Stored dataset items
.....

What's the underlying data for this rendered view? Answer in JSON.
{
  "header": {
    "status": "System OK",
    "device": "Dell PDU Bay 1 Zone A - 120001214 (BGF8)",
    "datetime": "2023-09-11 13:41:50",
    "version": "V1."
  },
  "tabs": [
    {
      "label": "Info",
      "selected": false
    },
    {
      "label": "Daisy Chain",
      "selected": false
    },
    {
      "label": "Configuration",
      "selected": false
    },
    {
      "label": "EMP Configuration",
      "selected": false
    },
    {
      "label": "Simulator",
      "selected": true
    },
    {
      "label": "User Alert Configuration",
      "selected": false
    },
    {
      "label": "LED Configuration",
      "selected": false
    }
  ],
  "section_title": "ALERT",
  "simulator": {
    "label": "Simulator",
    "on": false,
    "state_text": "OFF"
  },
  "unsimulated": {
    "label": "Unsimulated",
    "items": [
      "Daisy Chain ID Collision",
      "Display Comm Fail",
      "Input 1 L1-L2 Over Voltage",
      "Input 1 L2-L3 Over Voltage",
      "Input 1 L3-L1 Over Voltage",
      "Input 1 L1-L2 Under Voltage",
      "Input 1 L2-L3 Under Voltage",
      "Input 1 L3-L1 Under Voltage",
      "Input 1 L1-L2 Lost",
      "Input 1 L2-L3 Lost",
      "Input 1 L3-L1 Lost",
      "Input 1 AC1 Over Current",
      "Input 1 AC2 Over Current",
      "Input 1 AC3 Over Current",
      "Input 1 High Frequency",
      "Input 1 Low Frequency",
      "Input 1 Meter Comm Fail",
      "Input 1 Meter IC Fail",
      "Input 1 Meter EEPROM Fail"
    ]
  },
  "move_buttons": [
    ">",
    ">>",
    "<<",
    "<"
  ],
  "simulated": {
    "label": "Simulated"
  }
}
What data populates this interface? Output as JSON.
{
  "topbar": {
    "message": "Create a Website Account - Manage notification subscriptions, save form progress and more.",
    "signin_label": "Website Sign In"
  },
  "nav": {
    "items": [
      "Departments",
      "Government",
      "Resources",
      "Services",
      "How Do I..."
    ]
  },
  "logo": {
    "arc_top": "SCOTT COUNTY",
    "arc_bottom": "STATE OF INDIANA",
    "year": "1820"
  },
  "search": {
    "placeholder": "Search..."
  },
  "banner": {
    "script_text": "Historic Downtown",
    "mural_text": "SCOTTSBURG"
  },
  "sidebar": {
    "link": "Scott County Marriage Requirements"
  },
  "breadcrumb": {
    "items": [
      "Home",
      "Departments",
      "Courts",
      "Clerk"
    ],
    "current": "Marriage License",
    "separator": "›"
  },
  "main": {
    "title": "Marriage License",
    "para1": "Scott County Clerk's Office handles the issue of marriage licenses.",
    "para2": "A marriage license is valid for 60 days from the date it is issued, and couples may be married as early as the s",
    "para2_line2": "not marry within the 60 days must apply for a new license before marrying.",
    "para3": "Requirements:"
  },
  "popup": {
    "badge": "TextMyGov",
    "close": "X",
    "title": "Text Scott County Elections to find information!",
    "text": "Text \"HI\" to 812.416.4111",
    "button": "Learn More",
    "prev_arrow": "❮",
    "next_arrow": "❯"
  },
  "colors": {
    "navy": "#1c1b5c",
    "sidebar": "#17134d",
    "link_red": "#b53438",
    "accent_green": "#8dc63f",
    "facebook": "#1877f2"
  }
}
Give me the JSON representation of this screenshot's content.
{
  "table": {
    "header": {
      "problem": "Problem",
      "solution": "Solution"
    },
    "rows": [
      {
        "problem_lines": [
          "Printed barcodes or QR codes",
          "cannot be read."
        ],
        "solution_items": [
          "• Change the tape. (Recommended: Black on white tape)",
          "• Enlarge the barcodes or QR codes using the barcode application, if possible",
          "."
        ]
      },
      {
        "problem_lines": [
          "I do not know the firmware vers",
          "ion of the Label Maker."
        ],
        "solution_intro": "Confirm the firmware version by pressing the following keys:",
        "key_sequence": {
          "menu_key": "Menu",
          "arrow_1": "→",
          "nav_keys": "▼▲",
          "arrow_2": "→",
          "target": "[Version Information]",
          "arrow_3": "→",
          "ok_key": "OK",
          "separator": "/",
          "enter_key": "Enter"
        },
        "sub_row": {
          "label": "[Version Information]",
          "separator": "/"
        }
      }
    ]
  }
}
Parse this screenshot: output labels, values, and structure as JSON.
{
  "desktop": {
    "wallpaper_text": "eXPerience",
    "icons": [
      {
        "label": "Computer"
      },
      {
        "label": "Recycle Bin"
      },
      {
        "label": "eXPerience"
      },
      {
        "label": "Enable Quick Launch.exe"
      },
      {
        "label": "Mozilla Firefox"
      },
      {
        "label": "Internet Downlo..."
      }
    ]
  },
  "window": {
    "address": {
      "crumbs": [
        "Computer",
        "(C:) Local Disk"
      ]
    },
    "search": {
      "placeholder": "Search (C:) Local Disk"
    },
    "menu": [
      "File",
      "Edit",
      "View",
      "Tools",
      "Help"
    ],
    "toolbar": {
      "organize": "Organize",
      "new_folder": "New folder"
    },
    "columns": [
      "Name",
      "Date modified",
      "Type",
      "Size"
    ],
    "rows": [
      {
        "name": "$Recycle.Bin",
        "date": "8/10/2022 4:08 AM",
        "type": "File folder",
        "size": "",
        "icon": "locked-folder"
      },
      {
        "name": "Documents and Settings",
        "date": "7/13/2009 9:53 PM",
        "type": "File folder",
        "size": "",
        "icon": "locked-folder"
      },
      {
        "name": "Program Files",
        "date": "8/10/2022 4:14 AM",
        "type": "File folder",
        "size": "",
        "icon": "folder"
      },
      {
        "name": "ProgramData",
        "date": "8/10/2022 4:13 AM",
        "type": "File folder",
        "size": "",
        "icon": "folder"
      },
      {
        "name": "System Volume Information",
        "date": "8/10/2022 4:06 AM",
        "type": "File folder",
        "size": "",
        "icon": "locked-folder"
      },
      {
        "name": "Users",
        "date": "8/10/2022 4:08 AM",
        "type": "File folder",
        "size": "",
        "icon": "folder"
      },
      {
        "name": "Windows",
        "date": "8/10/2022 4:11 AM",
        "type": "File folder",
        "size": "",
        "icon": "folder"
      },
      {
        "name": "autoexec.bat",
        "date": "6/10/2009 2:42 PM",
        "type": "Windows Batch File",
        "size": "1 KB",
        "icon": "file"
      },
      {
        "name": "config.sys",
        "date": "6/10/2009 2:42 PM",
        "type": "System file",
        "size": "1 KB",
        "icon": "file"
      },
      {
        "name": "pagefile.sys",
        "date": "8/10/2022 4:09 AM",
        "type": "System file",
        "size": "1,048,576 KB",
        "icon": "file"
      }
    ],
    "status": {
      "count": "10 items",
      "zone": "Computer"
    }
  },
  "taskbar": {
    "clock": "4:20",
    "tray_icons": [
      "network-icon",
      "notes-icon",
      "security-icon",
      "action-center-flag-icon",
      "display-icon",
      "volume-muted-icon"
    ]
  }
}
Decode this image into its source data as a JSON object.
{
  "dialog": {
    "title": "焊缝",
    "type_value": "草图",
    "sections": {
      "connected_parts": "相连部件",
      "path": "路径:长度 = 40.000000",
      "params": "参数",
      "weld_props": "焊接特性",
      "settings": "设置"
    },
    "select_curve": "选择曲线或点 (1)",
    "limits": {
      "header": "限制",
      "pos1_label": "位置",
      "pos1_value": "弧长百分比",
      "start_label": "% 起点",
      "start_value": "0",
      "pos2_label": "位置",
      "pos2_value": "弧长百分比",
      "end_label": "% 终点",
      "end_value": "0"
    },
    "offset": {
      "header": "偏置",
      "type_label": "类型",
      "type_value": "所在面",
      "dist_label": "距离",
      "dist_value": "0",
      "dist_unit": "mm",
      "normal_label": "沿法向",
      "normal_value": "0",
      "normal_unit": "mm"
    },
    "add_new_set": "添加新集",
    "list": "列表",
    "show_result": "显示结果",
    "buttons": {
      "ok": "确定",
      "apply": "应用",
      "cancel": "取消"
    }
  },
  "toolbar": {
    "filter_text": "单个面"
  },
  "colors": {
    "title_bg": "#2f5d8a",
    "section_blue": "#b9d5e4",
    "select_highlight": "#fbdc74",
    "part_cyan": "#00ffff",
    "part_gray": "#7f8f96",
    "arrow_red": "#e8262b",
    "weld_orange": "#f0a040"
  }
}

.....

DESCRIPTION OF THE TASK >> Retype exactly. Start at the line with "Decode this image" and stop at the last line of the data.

WRITTEN RESPONSE >>
Decode this image into its source data as a JSON object.
{
  "dialog": {
    "title": "焊缝",
    "type_value": "草图",
    "sections": {
      "connected_parts": "相连部件",
      "path": "路径:长度 = 40.000000",
      "params": "参数",
      "weld_props": "焊接特性",
      "settings": "设置"
    },
    "select_curve": "选择曲线或点 (1)",
    "limits": {
      "header": "限制",
      "pos1_label": "位置",
      "pos1_value": "弧长百分比",
      "start_label": "% 起点",
      "start_value": "0",
      "pos2_label": "位置",
      "pos2_value": "弧长百分比",
      "end_label": "% 终点",
      "end_value": "0"
    },
    "offset": {
      "header": "偏置",
      "type_label": "类型",
      "type_value": "所在面",
      "dist_label": "距离",
      "dist_value": "0",
      "dist_unit": "mm",
      "normal_label": "沿法向",
      "normal_value": "0",
      "normal_unit": "mm"
    },
    "add_new_set": "添加新集",
    "list": "列表",
    "show_result": "显示结果",
    "buttons": {
      "ok": "确定",
      "apply": "应用",
      "cancel": "取消"
    }
  },
  "toolbar": {
    "filter_text": "单个面"
  },
  "colors": {
    "title_bg": "#2f5d8a",
    "section_blue": "#b9d5e4",
    "select_highlight": "#fbdc74",
    "part_cyan": "#00ffff",
    "part_gray": "#7f8f96",
    "arrow_red": "#e8262b",
    "weld_orange": "#f0a040"
  }
}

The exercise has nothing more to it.